= Description of the task =
Take the entries below and write them out exactly, with each picture removed.

(Provided entries Opens)

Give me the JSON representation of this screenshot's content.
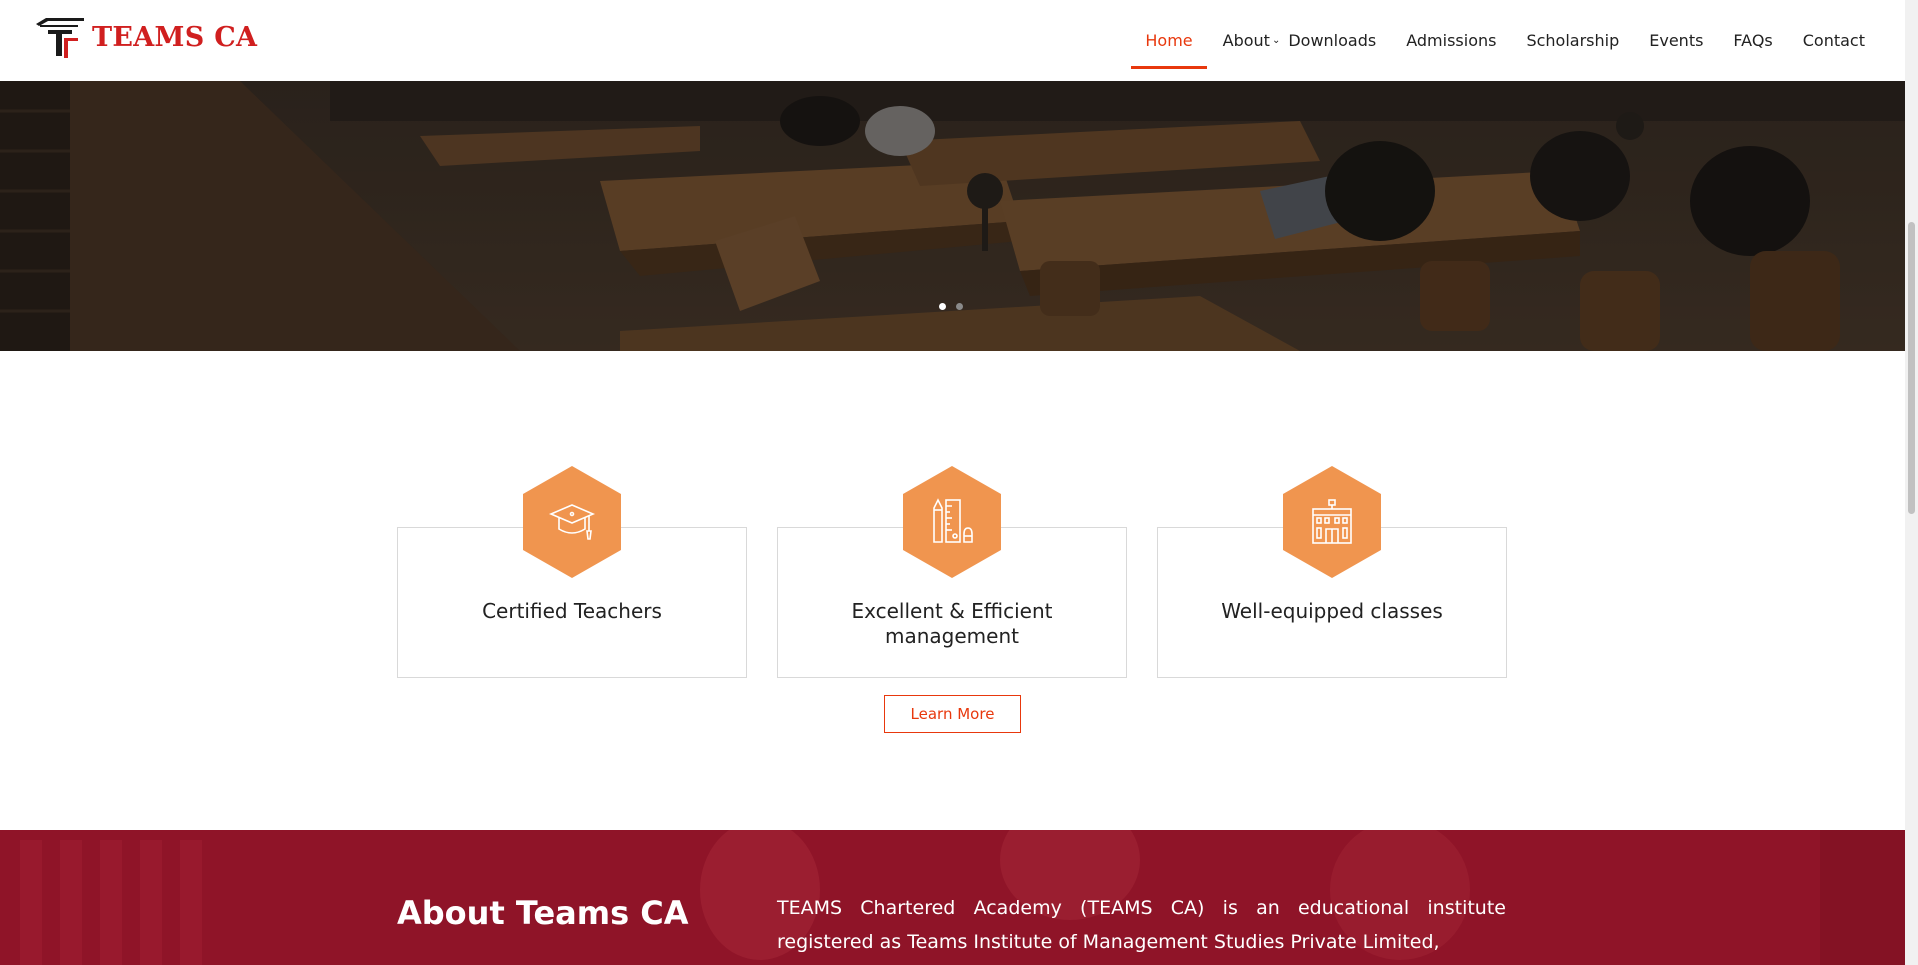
{
  "header": {
    "logo_text": "TEAMS CA",
    "nav": [
      {
        "label": "Home",
        "active": true
      },
      {
        "label": "About",
        "has_dropdown": true
      },
      {
        "label": "Downloads"
      },
      {
        "label": "Admissions"
      },
      {
        "label": "Scholarship"
      },
      {
        "label": "Events"
      },
      {
        "label": "FAQs"
      },
      {
        "label": "Contact"
      }
    ],
    "dropdown_icon": "chevron-down-icon"
  },
  "hero": {
    "image": "library reading room photo",
    "slides": 2,
    "active_slide": 1
  },
  "features": {
    "items": [
      {
        "title": "Certified Teachers",
        "icon": "graduation-cap-icon"
      },
      {
        "title": "Excellent & Efficient management",
        "icon": "ruler-pencil-icon"
      },
      {
        "title": "Well-equipped classes",
        "icon": "school-building-icon"
      }
    ],
    "button_label": "Learn More"
  },
  "about": {
    "title": "About Teams CA",
    "text": "TEAMS Chartered Academy (TEAMS CA) is an educational institute registered as Teams Institute of Management Studies Private Limited,"
  },
  "colors": {
    "accent": "#e8380d",
    "brand_red": "#d01f1f",
    "hex_orange": "#f0954f",
    "about_bg": "#8f1428"
  }
}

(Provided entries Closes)

= Problem solution =
Give me the JSON representation of this screenshot's content.
{
  "header": {
    "logo_text": "TEAMS CA",
    "nav": [
      {
        "label": "Home",
        "active": true
      },
      {
        "label": "About",
        "has_dropdown": true
      },
      {
        "label": "Downloads"
      },
      {
        "label": "Admissions"
      },
      {
        "label": "Scholarship"
      },
      {
        "label": "Events"
      },
      {
        "label": "FAQs"
      },
      {
        "label": "Contact"
      }
    ],
    "dropdown_icon": "chevron-down-icon"
  },
  "hero": {
    "image": "library reading room photo",
    "slides": 2,
    "active_slide": 1
  },
  "features": {
    "items": [
      {
        "title": "Certified Teachers",
        "icon": "graduation-cap-icon"
      },
      {
        "title": "Excellent & Efficient management",
        "icon": "ruler-pencil-icon"
      },
      {
        "title": "Well-equipped classes",
        "icon": "school-building-icon"
      }
    ],
    "button_label": "Learn More"
  },
  "about": {
    "title": "About Teams CA",
    "text": "TEAMS Chartered Academy (TEAMS CA) is an educational institute registered as Teams Institute of Management Studies Private Limited,"
  },
  "colors": {
    "accent": "#e8380d",
    "brand_red": "#d01f1f",
    "hex_orange": "#f0954f",
    "about_bg": "#8f1428"
  }
}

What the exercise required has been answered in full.